** WHAT TO WORK ON **
Set down every record below exactly as it stands, with the pictures omitted.

** MATERIAL PROVIDED **

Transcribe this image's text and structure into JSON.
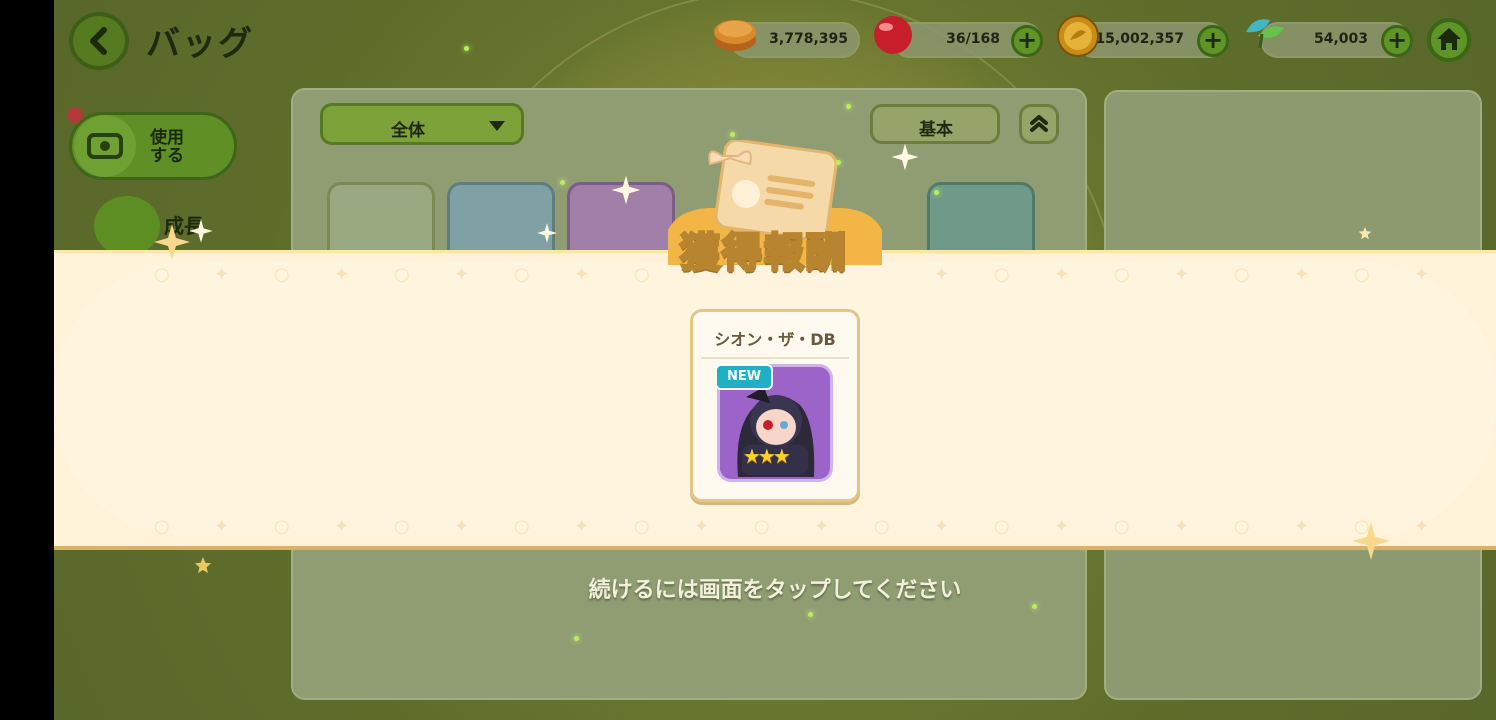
{
  "header": {
    "title": "バッグ",
    "resources": [
      {
        "name": "pancake",
        "value": "3,778,395",
        "has_plus": false
      },
      {
        "name": "jelly",
        "value": "36/168",
        "has_plus": true
      },
      {
        "name": "coin",
        "value": "15,002,357",
        "has_plus": true
      },
      {
        "name": "leaf",
        "value": "54,003",
        "has_plus": true
      }
    ]
  },
  "sidebar": {
    "use_label_line1": "使用",
    "use_label_line2": "する",
    "grow_label": "成長"
  },
  "bag": {
    "filter_selected": "全体",
    "sort_label": "基本"
  },
  "reward": {
    "title": "獲得報酬",
    "item_name": "シオン・ザ・DB",
    "badge": "NEW",
    "stars": "★★★"
  },
  "prompt": "続けるには画面をタップしてください",
  "colors": {
    "banner_bg": "#fff4dd",
    "accent_green": "#5f9527",
    "badge_cyan": "#1fb0c6",
    "portrait_purple": "#9c63c9"
  }
}
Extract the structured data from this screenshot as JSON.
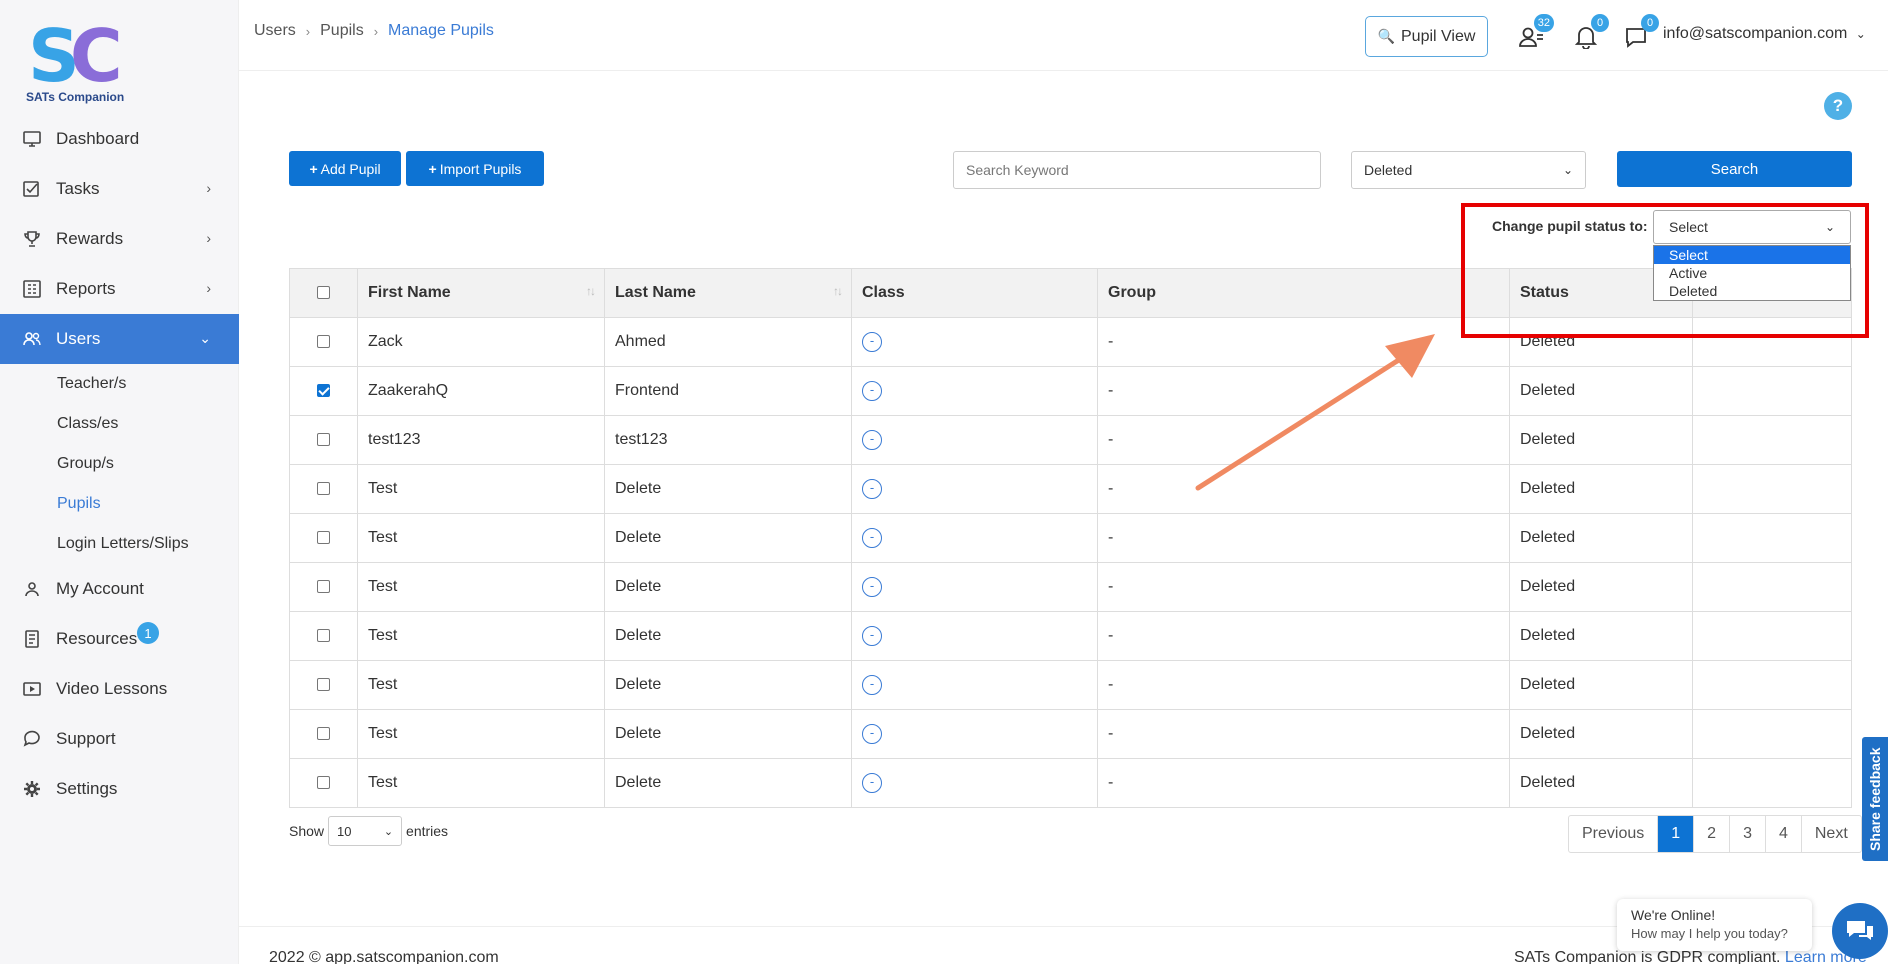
{
  "brand": {
    "name": "SATs Companion",
    "mark_s": "S",
    "mark_c": "C"
  },
  "sidebar": {
    "items": [
      {
        "label": "Dashboard",
        "icon": "monitor-icon"
      },
      {
        "label": "Tasks",
        "icon": "tasks-icon"
      },
      {
        "label": "Rewards",
        "icon": "trophy-icon"
      },
      {
        "label": "Reports",
        "icon": "reports-icon"
      },
      {
        "label": "Users",
        "icon": "users-icon"
      },
      {
        "label": "My Account",
        "icon": "account-icon"
      },
      {
        "label": "Resources",
        "icon": "resources-icon",
        "badge": "1"
      },
      {
        "label": "Video Lessons",
        "icon": "video-icon"
      },
      {
        "label": "Support",
        "icon": "support-icon"
      },
      {
        "label": "Settings",
        "icon": "gear-icon"
      }
    ],
    "users_sub": [
      {
        "label": "Teacher/s"
      },
      {
        "label": "Class/es"
      },
      {
        "label": "Group/s"
      },
      {
        "label": "Pupils"
      },
      {
        "label": "Login Letters/Slips"
      }
    ]
  },
  "breadcrumb": {
    "items": [
      "Users",
      "Pupils",
      "Manage Pupils"
    ]
  },
  "topbar": {
    "pupil_view": "Pupil View",
    "users_count": "32",
    "notifications_count": "0",
    "messages_count": "0",
    "email": "info@satscompanion.com"
  },
  "toolbar": {
    "add_pupil": "Add Pupil",
    "import_pupils": "Import Pupils",
    "search_placeholder": "Search Keyword",
    "status_value": "Deleted",
    "search_button": "Search"
  },
  "change_status": {
    "label": "Change pupil status to:",
    "value": "Select",
    "options": [
      "Select",
      "Active",
      "Deleted"
    ]
  },
  "table": {
    "headers": [
      "First Name",
      "Last Name",
      "Class",
      "Group",
      "Status"
    ],
    "rows": [
      {
        "first": "Zack",
        "last": "Ahmed",
        "class": "-",
        "group": "-",
        "status": "Deleted",
        "checked": false
      },
      {
        "first": "ZaakerahQ",
        "last": "Frontend",
        "class": "-",
        "group": "-",
        "status": "Deleted",
        "checked": true
      },
      {
        "first": "test123",
        "last": "test123",
        "class": "-",
        "group": "-",
        "status": "Deleted",
        "checked": false
      },
      {
        "first": "Test",
        "last": "Delete",
        "class": "-",
        "group": "-",
        "status": "Deleted",
        "checked": false
      },
      {
        "first": "Test",
        "last": "Delete",
        "class": "-",
        "group": "-",
        "status": "Deleted",
        "checked": false
      },
      {
        "first": "Test",
        "last": "Delete",
        "class": "-",
        "group": "-",
        "status": "Deleted",
        "checked": false
      },
      {
        "first": "Test",
        "last": "Delete",
        "class": "-",
        "group": "-",
        "status": "Deleted",
        "checked": false
      },
      {
        "first": "Test",
        "last": "Delete",
        "class": "-",
        "group": "-",
        "status": "Deleted",
        "checked": false
      },
      {
        "first": "Test",
        "last": "Delete",
        "class": "-",
        "group": "-",
        "status": "Deleted",
        "checked": false
      },
      {
        "first": "Test",
        "last": "Delete",
        "class": "-",
        "group": "-",
        "status": "Deleted",
        "checked": false
      }
    ]
  },
  "entries": {
    "show": "Show",
    "value": "10",
    "suffix": "entries"
  },
  "pagination": {
    "previous": "Previous",
    "pages": [
      "1",
      "2",
      "3",
      "4"
    ],
    "next": "Next",
    "current": "1"
  },
  "footer": {
    "copyright": "2022 © app.satscompanion.com",
    "compliance": "SATs Companion is GDPR compliant.",
    "learn_more": "Learn more"
  },
  "feedback": "Share feedback",
  "chat": {
    "title": "We're Online!",
    "subtitle": "How may I help you today?"
  },
  "help": "?",
  "colors": {
    "primary": "#0d73d3",
    "sidebar_active": "#3a7bd5",
    "highlight": "#e60000",
    "annotation_arrow": "#f08a62"
  }
}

** RESPONSE BELOW **
Transcribe this image's text and structure into JSON.
{
  "header": {
    "title": "バッグ",
    "resources": [
      {
        "name": "pancake",
        "value": "3,778,395",
        "has_plus": false
      },
      {
        "name": "jelly",
        "value": "36/168",
        "has_plus": true
      },
      {
        "name": "coin",
        "value": "15,002,357",
        "has_plus": true
      },
      {
        "name": "leaf",
        "value": "54,003",
        "has_plus": true
      }
    ]
  },
  "sidebar": {
    "use_label_line1": "使用",
    "use_label_line2": "する",
    "grow_label": "成長"
  },
  "bag": {
    "filter_selected": "全体",
    "sort_label": "基本"
  },
  "reward": {
    "title": "獲得報酬",
    "item_name": "シオン・ザ・DB",
    "badge": "NEW",
    "stars": "★★★"
  },
  "prompt": "続けるには画面をタップしてください",
  "colors": {
    "banner_bg": "#fff4dd",
    "accent_green": "#5f9527",
    "badge_cyan": "#1fb0c6",
    "portrait_purple": "#9c63c9"
  }
}
Extract the structured data from this screenshot as JSON.
{
  "brand": {
    "name": "SATs Companion",
    "mark_s": "S",
    "mark_c": "C"
  },
  "sidebar": {
    "items": [
      {
        "label": "Dashboard",
        "icon": "monitor-icon"
      },
      {
        "label": "Tasks",
        "icon": "tasks-icon"
      },
      {
        "label": "Rewards",
        "icon": "trophy-icon"
      },
      {
        "label": "Reports",
        "icon": "reports-icon"
      },
      {
        "label": "Users",
        "icon": "users-icon"
      },
      {
        "label": "My Account",
        "icon": "account-icon"
      },
      {
        "label": "Resources",
        "icon": "resources-icon",
        "badge": "1"
      },
      {
        "label": "Video Lessons",
        "icon": "video-icon"
      },
      {
        "label": "Support",
        "icon": "support-icon"
      },
      {
        "label": "Settings",
        "icon": "gear-icon"
      }
    ],
    "users_sub": [
      {
        "label": "Teacher/s"
      },
      {
        "label": "Class/es"
      },
      {
        "label": "Group/s"
      },
      {
        "label": "Pupils"
      },
      {
        "label": "Login Letters/Slips"
      }
    ]
  },
  "breadcrumb": {
    "items": [
      "Users",
      "Pupils",
      "Manage Pupils"
    ]
  },
  "topbar": {
    "pupil_view": "Pupil View",
    "users_count": "32",
    "notifications_count": "0",
    "messages_count": "0",
    "email": "info@satscompanion.com"
  },
  "toolbar": {
    "add_pupil": "Add Pupil",
    "import_pupils": "Import Pupils",
    "search_placeholder": "Search Keyword",
    "status_value": "Deleted",
    "search_button": "Search"
  },
  "change_status": {
    "label": "Change pupil status to:",
    "value": "Select",
    "options": [
      "Select",
      "Active",
      "Deleted"
    ]
  },
  "table": {
    "headers": [
      "First Name",
      "Last Name",
      "Class",
      "Group",
      "Status"
    ],
    "rows": [
      {
        "first": "Zack",
        "last": "Ahmed",
        "class": "-",
        "group": "-",
        "status": "Deleted",
        "checked": false
      },
      {
        "first": "ZaakerahQ",
        "last": "Frontend",
        "class": "-",
        "group": "-",
        "status": "Deleted",
        "checked": true
      },
      {
        "first": "test123",
        "last": "test123",
        "class": "-",
        "group": "-",
        "status": "Deleted",
        "checked": false
      },
      {
        "first": "Test",
        "last": "Delete",
        "class": "-",
        "group": "-",
        "status": "Deleted",
        "checked": false
      },
      {
        "first": "Test",
        "last": "Delete",
        "class": "-",
        "group": "-",
        "status": "Deleted",
        "checked": false
      },
      {
        "first": "Test",
        "last": "Delete",
        "class": "-",
        "group": "-",
        "status": "Deleted",
        "checked": false
      },
      {
        "first": "Test",
        "last": "Delete",
        "class": "-",
        "group": "-",
        "status": "Deleted",
        "checked": false
      },
      {
        "first": "Test",
        "last": "Delete",
        "class": "-",
        "group": "-",
        "status": "Deleted",
        "checked": false
      },
      {
        "first": "Test",
        "last": "Delete",
        "class": "-",
        "group": "-",
        "status": "Deleted",
        "checked": false
      },
      {
        "first": "Test",
        "last": "Delete",
        "class": "-",
        "group": "-",
        "status": "Deleted",
        "checked": false
      }
    ]
  },
  "entries": {
    "show": "Show",
    "value": "10",
    "suffix": "entries"
  },
  "pagination": {
    "previous": "Previous",
    "pages": [
      "1",
      "2",
      "3",
      "4"
    ],
    "next": "Next",
    "current": "1"
  },
  "footer": {
    "copyright": "2022 © app.satscompanion.com",
    "compliance": "SATs Companion is GDPR compliant.",
    "learn_more": "Learn more"
  },
  "feedback": "Share feedback",
  "chat": {
    "title": "We're Online!",
    "subtitle": "How may I help you today?"
  },
  "help": "?",
  "colors": {
    "primary": "#0d73d3",
    "sidebar_active": "#3a7bd5",
    "highlight": "#e60000",
    "annotation_arrow": "#f08a62"
  }
}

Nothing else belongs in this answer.